● REQUIRED WORK
When scanning the data, count every line with "value" in it, and report only the resulting number.

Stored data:
┄┄┄┄┄┄┄┄┄┄┄┄┄┄┄┄┄┄┄┄

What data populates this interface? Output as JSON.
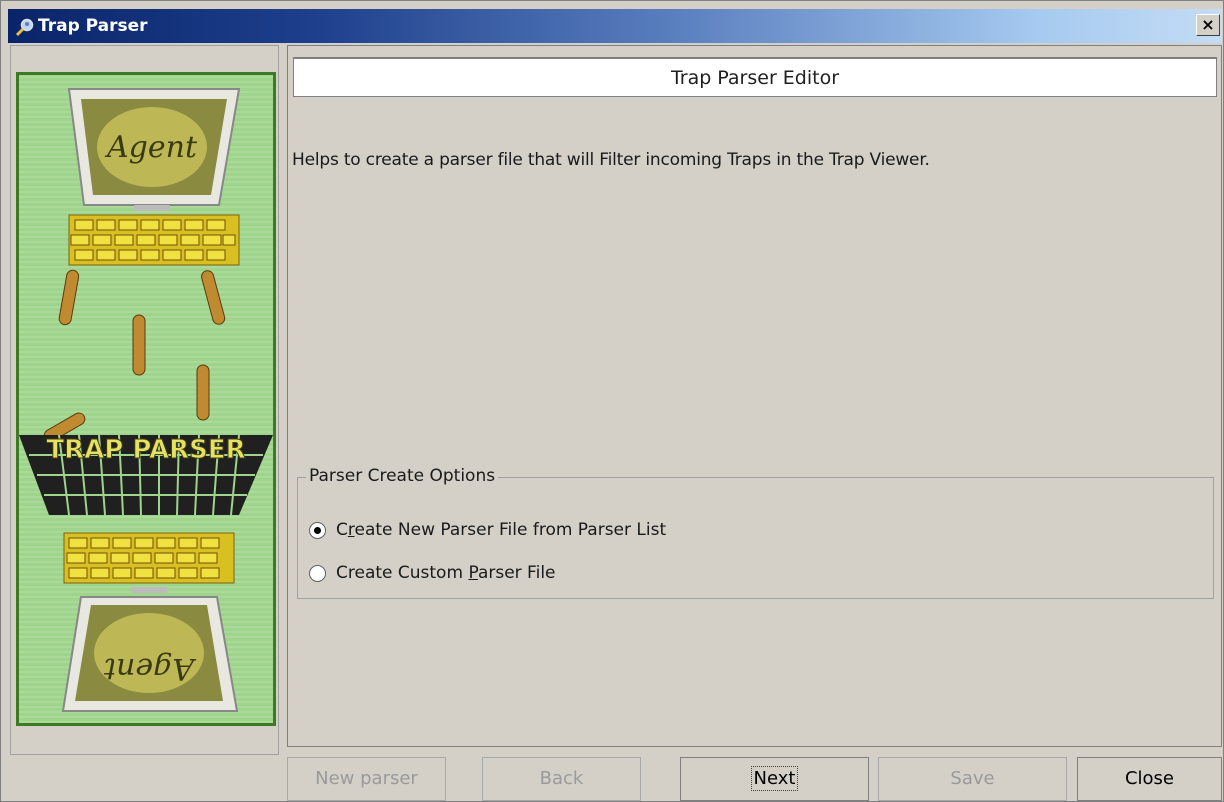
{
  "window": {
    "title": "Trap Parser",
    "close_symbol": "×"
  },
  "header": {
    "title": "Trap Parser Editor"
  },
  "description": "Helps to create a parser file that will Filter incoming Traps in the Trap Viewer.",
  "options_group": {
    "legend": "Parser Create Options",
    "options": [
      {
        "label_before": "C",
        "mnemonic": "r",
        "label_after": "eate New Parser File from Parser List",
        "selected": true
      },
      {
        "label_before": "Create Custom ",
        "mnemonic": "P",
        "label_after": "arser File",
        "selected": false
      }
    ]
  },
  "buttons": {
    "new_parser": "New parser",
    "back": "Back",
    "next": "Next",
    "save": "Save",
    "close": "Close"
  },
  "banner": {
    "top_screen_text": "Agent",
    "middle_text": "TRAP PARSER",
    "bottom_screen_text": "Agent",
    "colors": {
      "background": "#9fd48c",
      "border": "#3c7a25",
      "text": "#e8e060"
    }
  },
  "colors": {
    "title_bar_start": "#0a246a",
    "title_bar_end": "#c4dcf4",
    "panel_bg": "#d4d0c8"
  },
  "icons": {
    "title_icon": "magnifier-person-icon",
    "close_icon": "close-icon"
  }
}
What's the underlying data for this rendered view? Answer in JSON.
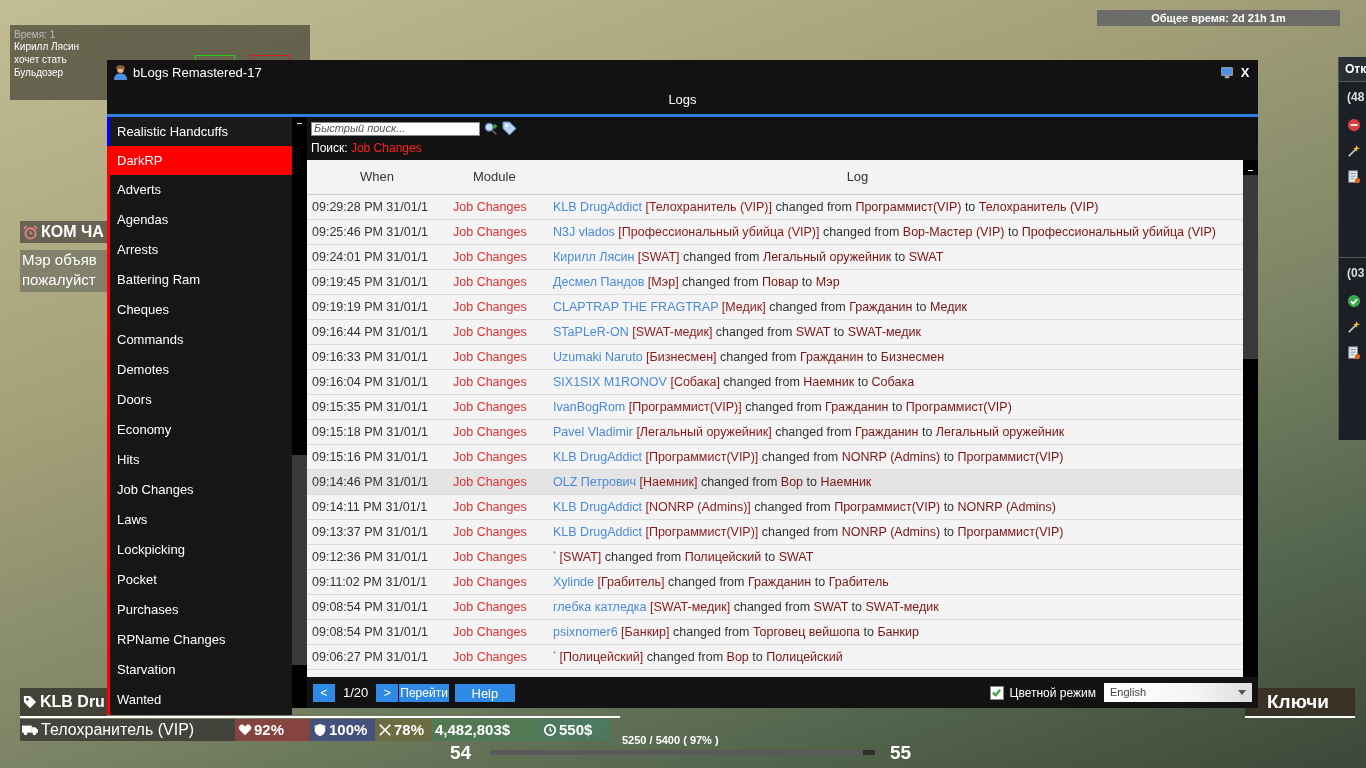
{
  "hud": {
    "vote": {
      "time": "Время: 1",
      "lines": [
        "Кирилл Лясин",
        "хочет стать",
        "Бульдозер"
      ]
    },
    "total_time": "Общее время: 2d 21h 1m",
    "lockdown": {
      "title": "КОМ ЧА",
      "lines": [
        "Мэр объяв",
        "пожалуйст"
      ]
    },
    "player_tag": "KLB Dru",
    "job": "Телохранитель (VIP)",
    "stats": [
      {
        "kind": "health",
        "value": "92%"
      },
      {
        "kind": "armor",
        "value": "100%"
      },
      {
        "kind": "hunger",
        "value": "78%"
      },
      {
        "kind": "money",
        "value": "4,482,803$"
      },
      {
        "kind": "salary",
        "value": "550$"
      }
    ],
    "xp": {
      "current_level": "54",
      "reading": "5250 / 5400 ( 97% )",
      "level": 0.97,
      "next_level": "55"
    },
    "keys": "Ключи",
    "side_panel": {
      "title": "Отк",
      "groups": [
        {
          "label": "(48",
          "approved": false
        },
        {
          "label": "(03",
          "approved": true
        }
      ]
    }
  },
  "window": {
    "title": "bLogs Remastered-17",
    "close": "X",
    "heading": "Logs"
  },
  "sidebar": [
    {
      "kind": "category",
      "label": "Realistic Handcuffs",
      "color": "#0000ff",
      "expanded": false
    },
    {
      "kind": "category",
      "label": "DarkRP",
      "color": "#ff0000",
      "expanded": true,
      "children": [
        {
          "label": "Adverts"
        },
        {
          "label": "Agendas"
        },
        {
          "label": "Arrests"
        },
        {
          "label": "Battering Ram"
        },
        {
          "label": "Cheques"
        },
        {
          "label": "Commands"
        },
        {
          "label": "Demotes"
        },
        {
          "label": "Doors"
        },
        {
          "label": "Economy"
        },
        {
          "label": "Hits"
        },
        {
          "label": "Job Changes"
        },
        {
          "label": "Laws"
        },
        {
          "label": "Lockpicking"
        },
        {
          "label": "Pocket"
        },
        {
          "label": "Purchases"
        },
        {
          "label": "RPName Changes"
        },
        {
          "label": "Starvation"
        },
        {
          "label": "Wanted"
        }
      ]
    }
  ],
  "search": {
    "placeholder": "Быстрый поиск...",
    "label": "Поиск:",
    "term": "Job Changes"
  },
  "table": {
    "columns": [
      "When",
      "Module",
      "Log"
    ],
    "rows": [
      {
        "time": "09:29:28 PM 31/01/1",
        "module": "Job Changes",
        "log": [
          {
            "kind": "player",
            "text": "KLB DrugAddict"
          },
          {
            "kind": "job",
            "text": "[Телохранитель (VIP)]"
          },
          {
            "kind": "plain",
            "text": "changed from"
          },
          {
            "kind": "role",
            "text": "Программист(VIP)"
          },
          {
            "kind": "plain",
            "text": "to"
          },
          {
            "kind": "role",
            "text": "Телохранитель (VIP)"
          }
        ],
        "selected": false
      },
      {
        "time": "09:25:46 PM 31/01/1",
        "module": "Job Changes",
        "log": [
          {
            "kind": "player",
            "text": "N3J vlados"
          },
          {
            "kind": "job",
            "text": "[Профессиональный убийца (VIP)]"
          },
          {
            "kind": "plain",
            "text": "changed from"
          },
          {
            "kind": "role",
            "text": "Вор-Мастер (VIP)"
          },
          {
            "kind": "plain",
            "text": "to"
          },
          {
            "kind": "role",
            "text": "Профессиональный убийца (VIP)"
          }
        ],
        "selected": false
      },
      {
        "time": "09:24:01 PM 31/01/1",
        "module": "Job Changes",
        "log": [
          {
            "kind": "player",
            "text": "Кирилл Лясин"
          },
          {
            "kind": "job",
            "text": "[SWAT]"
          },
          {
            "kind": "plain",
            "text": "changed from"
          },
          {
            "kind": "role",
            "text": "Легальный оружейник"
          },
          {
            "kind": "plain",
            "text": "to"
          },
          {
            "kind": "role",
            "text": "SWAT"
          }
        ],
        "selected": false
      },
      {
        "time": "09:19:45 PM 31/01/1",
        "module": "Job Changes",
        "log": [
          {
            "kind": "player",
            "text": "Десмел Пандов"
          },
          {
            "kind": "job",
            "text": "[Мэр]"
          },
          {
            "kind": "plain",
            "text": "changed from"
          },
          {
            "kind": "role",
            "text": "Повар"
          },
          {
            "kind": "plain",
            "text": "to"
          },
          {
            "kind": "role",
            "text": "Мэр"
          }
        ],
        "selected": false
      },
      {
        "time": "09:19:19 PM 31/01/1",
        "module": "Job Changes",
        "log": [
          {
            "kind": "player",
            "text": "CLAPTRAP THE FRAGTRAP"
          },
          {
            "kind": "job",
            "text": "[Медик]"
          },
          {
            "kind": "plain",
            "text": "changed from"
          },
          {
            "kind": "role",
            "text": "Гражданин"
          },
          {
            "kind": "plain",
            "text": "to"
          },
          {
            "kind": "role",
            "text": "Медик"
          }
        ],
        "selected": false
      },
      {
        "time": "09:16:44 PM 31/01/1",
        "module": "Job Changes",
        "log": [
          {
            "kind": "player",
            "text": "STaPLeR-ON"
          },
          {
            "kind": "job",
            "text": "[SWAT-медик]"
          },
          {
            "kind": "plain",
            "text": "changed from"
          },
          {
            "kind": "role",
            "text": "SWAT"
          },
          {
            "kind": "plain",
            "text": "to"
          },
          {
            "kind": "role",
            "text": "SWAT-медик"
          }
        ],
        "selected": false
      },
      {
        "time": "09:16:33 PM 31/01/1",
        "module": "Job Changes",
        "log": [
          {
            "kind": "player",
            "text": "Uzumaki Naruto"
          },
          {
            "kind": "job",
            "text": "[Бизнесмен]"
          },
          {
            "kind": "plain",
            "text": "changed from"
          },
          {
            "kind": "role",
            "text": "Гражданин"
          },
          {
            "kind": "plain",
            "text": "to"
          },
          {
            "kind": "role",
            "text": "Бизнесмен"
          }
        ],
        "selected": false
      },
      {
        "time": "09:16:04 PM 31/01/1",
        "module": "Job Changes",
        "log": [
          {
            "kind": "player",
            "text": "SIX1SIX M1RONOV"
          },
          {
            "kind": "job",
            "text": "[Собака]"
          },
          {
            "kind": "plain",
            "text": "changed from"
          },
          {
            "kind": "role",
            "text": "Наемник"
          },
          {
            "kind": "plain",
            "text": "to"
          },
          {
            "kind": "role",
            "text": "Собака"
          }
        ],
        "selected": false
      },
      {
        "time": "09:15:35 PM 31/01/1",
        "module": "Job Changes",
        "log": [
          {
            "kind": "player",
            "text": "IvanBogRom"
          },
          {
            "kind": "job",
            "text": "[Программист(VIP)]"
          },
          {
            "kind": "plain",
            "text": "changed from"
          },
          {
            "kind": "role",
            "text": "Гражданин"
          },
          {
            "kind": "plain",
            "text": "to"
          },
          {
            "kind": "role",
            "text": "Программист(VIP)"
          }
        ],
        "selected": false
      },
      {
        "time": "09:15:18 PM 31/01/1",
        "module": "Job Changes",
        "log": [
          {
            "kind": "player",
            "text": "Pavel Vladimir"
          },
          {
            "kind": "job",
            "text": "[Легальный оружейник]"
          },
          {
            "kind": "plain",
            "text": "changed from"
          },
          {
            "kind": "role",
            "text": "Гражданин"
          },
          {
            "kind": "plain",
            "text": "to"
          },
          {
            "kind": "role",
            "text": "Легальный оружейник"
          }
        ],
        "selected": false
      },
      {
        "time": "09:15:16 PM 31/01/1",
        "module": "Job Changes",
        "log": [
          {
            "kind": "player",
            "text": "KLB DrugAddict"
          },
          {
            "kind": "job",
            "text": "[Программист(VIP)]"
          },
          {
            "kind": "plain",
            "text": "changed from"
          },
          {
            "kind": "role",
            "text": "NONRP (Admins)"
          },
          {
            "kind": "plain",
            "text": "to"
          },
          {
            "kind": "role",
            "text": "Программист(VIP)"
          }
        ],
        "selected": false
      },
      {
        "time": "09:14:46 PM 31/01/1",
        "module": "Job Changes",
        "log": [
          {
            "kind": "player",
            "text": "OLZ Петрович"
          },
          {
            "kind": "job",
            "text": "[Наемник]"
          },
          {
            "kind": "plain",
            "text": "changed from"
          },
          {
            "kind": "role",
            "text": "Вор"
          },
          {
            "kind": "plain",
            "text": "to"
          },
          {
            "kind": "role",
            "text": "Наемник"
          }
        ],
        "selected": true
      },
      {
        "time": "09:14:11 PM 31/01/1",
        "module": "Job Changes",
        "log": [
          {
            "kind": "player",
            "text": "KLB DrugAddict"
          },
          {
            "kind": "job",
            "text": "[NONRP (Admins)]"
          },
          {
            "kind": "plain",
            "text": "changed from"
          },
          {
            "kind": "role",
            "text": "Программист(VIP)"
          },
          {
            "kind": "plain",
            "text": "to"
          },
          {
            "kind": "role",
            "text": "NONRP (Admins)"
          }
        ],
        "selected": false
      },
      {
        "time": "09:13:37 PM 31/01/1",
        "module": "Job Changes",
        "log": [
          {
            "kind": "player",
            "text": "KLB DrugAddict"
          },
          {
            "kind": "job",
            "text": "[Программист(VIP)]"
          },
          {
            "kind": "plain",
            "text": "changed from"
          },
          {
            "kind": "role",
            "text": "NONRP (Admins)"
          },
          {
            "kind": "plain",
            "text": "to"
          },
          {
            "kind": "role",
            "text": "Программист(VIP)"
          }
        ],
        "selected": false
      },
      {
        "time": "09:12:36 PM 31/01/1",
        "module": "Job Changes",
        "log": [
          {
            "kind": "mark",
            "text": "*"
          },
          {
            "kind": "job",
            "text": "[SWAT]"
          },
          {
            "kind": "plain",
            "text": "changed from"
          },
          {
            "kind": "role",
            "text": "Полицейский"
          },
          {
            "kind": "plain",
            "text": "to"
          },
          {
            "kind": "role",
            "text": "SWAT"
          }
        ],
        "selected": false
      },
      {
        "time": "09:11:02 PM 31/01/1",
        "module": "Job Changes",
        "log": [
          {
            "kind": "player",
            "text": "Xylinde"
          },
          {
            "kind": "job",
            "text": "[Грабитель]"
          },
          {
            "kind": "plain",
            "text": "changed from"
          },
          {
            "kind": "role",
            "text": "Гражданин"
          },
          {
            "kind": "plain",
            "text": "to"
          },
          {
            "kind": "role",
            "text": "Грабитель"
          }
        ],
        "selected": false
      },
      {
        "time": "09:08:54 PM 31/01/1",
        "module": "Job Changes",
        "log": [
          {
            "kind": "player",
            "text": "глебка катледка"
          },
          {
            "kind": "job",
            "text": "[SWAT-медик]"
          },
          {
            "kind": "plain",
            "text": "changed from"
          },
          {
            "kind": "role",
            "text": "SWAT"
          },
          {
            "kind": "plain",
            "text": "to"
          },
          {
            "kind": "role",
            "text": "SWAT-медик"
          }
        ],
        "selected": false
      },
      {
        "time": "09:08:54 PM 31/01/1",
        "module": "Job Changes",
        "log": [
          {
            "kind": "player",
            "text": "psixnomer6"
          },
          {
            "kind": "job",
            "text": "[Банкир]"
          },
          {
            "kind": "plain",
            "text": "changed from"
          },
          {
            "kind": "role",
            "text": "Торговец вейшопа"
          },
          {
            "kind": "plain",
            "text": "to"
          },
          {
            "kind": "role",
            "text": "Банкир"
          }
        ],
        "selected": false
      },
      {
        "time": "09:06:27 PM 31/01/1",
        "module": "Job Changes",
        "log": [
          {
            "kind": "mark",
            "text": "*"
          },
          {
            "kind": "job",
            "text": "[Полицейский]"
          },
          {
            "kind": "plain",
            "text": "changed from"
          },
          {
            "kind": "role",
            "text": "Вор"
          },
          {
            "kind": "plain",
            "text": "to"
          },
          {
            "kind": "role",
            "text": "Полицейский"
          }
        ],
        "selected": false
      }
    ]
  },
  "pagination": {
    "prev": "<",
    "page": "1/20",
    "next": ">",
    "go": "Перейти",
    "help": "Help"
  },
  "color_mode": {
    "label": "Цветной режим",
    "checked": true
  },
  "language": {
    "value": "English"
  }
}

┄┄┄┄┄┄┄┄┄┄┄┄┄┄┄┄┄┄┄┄

● EXERCISE RESPONSE
6